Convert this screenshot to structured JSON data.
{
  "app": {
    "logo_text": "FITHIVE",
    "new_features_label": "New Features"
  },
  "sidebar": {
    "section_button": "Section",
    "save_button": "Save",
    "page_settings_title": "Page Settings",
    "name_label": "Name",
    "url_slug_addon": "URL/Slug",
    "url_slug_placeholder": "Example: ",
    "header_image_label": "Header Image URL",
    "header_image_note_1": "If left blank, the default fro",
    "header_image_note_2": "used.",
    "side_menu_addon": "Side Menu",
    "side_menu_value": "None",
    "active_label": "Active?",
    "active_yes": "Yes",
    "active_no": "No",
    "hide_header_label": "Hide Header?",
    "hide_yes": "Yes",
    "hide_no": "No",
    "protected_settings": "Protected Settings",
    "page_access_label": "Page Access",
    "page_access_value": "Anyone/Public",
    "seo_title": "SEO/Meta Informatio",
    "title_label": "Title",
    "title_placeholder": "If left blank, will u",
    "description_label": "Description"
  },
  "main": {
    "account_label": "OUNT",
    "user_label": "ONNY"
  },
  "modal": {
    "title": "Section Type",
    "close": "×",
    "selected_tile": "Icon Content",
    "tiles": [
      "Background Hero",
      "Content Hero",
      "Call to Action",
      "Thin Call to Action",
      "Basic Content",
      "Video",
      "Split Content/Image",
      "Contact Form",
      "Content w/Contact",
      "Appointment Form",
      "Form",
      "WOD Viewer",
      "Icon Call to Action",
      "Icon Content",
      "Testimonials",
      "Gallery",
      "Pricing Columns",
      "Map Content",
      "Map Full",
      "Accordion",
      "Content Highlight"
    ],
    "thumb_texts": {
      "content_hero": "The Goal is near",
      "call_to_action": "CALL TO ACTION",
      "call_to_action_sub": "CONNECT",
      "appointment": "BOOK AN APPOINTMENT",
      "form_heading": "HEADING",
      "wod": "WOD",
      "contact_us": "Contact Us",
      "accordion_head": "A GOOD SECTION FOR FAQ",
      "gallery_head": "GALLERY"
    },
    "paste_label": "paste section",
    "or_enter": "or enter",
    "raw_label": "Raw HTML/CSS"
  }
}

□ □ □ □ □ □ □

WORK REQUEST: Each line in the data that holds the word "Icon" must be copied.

EXERCISE RESULT:
    "selected_tile": "Icon Content",
      "Icon Call to Action",
      "Icon Content",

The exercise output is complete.